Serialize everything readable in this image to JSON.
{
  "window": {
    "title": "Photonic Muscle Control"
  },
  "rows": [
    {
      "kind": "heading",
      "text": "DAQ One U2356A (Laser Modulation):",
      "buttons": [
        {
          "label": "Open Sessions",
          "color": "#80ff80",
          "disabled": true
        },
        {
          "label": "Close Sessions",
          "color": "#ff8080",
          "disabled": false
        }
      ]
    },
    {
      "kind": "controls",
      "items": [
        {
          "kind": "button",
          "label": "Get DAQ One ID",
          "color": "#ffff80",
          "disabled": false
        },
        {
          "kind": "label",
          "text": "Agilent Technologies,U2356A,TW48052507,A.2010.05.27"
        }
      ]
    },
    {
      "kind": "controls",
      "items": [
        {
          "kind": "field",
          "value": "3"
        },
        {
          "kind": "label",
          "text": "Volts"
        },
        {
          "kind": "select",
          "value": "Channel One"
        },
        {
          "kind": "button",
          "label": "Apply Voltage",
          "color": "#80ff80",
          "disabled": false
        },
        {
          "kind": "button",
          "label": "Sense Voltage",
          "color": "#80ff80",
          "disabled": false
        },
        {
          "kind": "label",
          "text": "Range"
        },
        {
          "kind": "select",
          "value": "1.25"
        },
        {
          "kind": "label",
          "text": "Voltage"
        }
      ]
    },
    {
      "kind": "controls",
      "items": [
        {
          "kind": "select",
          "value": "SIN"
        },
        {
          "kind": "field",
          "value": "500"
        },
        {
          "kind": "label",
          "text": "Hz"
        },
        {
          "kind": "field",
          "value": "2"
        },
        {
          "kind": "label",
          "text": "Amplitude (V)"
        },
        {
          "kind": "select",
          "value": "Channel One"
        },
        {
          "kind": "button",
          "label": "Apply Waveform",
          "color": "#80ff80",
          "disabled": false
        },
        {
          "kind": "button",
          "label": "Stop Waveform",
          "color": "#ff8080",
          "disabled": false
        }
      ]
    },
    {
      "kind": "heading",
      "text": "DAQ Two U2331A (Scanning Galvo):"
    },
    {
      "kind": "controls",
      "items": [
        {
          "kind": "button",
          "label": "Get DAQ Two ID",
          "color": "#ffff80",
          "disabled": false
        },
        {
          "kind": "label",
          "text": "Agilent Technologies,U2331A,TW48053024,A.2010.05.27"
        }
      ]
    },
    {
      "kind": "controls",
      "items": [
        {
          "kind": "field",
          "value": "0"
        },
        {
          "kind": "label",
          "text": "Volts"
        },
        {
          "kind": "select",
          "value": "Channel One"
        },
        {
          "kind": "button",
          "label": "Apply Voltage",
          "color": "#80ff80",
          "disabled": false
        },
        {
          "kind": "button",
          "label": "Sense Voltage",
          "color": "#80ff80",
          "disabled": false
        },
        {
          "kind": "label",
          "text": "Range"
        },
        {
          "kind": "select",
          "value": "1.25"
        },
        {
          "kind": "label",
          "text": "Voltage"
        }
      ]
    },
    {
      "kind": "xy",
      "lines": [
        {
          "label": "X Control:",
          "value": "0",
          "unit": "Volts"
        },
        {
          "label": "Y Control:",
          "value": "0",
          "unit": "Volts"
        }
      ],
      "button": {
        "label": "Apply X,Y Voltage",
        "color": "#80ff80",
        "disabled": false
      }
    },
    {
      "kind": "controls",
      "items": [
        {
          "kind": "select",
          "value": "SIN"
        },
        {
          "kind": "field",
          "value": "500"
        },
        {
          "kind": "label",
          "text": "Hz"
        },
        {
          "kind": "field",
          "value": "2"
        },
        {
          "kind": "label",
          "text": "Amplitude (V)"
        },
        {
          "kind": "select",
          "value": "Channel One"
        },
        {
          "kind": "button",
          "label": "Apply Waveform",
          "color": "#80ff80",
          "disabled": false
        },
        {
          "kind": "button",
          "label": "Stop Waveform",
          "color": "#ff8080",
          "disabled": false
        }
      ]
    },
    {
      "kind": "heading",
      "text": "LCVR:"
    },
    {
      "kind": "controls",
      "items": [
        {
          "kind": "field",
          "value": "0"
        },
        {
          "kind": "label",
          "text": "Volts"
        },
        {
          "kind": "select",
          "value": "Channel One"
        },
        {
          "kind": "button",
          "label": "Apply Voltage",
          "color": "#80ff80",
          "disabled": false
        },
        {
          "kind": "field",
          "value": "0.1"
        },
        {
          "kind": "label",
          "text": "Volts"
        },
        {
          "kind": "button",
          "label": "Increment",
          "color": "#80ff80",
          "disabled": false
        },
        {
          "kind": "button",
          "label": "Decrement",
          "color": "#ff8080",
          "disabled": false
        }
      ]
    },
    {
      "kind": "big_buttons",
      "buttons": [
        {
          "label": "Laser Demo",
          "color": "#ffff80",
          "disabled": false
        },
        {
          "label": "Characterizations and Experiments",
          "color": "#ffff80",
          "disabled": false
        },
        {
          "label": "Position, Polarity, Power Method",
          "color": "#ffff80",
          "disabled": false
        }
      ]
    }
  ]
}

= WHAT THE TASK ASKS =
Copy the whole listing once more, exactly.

= ANSWER TO THIS TASK =
Serialize everything readable in this image to JSON.
{
  "window": {
    "title": "Photonic Muscle Control"
  },
  "rows": [
    {
      "kind": "heading",
      "text": "DAQ One U2356A (Laser Modulation):",
      "buttons": [
        {
          "label": "Open Sessions",
          "color": "#80ff80",
          "disabled": true
        },
        {
          "label": "Close Sessions",
          "color": "#ff8080",
          "disabled": false
        }
      ]
    },
    {
      "kind": "controls",
      "items": [
        {
          "kind": "button",
          "label": "Get DAQ One ID",
          "color": "#ffff80",
          "disabled": false
        },
        {
          "kind": "label",
          "text": "Agilent Technologies,U2356A,TW48052507,A.2010.05.27"
        }
      ]
    },
    {
      "kind": "controls",
      "items": [
        {
          "kind": "field",
          "value": "3"
        },
        {
          "kind": "label",
          "text": "Volts"
        },
        {
          "kind": "select",
          "value": "Channel One"
        },
        {
          "kind": "button",
          "label": "Apply Voltage",
          "color": "#80ff80",
          "disabled": false
        },
        {
          "kind": "button",
          "label": "Sense Voltage",
          "color": "#80ff80",
          "disabled": false
        },
        {
          "kind": "label",
          "text": "Range"
        },
        {
          "kind": "select",
          "value": "1.25"
        },
        {
          "kind": "label",
          "text": "Voltage"
        }
      ]
    },
    {
      "kind": "controls",
      "items": [
        {
          "kind": "select",
          "value": "SIN"
        },
        {
          "kind": "field",
          "value": "500"
        },
        {
          "kind": "label",
          "text": "Hz"
        },
        {
          "kind": "field",
          "value": "2"
        },
        {
          "kind": "label",
          "text": "Amplitude (V)"
        },
        {
          "kind": "select",
          "value": "Channel One"
        },
        {
          "kind": "button",
          "label": "Apply Waveform",
          "color": "#80ff80",
          "disabled": false
        },
        {
          "kind": "button",
          "label": "Stop Waveform",
          "color": "#ff8080",
          "disabled": false
        }
      ]
    },
    {
      "kind": "heading",
      "text": "DAQ Two U2331A (Scanning Galvo):"
    },
    {
      "kind": "controls",
      "items": [
        {
          "kind": "button",
          "label": "Get DAQ Two ID",
          "color": "#ffff80",
          "disabled": false
        },
        {
          "kind": "label",
          "text": "Agilent Technologies,U2331A,TW48053024,A.2010.05.27"
        }
      ]
    },
    {
      "kind": "controls",
      "items": [
        {
          "kind": "field",
          "value": "0"
        },
        {
          "kind": "label",
          "text": "Volts"
        },
        {
          "kind": "select",
          "value": "Channel One"
        },
        {
          "kind": "button",
          "label": "Apply Voltage",
          "color": "#80ff80",
          "disabled": false
        },
        {
          "kind": "button",
          "label": "Sense Voltage",
          "color": "#80ff80",
          "disabled": false
        },
        {
          "kind": "label",
          "text": "Range"
        },
        {
          "kind": "select",
          "value": "1.25"
        },
        {
          "kind": "label",
          "text": "Voltage"
        }
      ]
    },
    {
      "kind": "xy",
      "lines": [
        {
          "label": "X Control:",
          "value": "0",
          "unit": "Volts"
        },
        {
          "label": "Y Control:",
          "value": "0",
          "unit": "Volts"
        }
      ],
      "button": {
        "label": "Apply X,Y Voltage",
        "color": "#80ff80",
        "disabled": false
      }
    },
    {
      "kind": "controls",
      "items": [
        {
          "kind": "select",
          "value": "SIN"
        },
        {
          "kind": "field",
          "value": "500"
        },
        {
          "kind": "label",
          "text": "Hz"
        },
        {
          "kind": "field",
          "value": "2"
        },
        {
          "kind": "label",
          "text": "Amplitude (V)"
        },
        {
          "kind": "select",
          "value": "Channel One"
        },
        {
          "kind": "button",
          "label": "Apply Waveform",
          "color": "#80ff80",
          "disabled": false
        },
        {
          "kind": "button",
          "label": "Stop Waveform",
          "color": "#ff8080",
          "disabled": false
        }
      ]
    },
    {
      "kind": "heading",
      "text": "LCVR:"
    },
    {
      "kind": "controls",
      "items": [
        {
          "kind": "field",
          "value": "0"
        },
        {
          "kind": "label",
          "text": "Volts"
        },
        {
          "kind": "select",
          "value": "Channel One"
        },
        {
          "kind": "button",
          "label": "Apply Voltage",
          "color": "#80ff80",
          "disabled": false
        },
        {
          "kind": "field",
          "value": "0.1"
        },
        {
          "kind": "label",
          "text": "Volts"
        },
        {
          "kind": "button",
          "label": "Increment",
          "color": "#80ff80",
          "disabled": false
        },
        {
          "kind": "button",
          "label": "Decrement",
          "color": "#ff8080",
          "disabled": false
        }
      ]
    },
    {
      "kind": "big_buttons",
      "buttons": [
        {
          "label": "Laser Demo",
          "color": "#ffff80",
          "disabled": false
        },
        {
          "label": "Characterizations and Experiments",
          "color": "#ffff80",
          "disabled": false
        },
        {
          "label": "Position, Polarity, Power Method",
          "color": "#ffff80",
          "disabled": false
        }
      ]
    }
  ]
}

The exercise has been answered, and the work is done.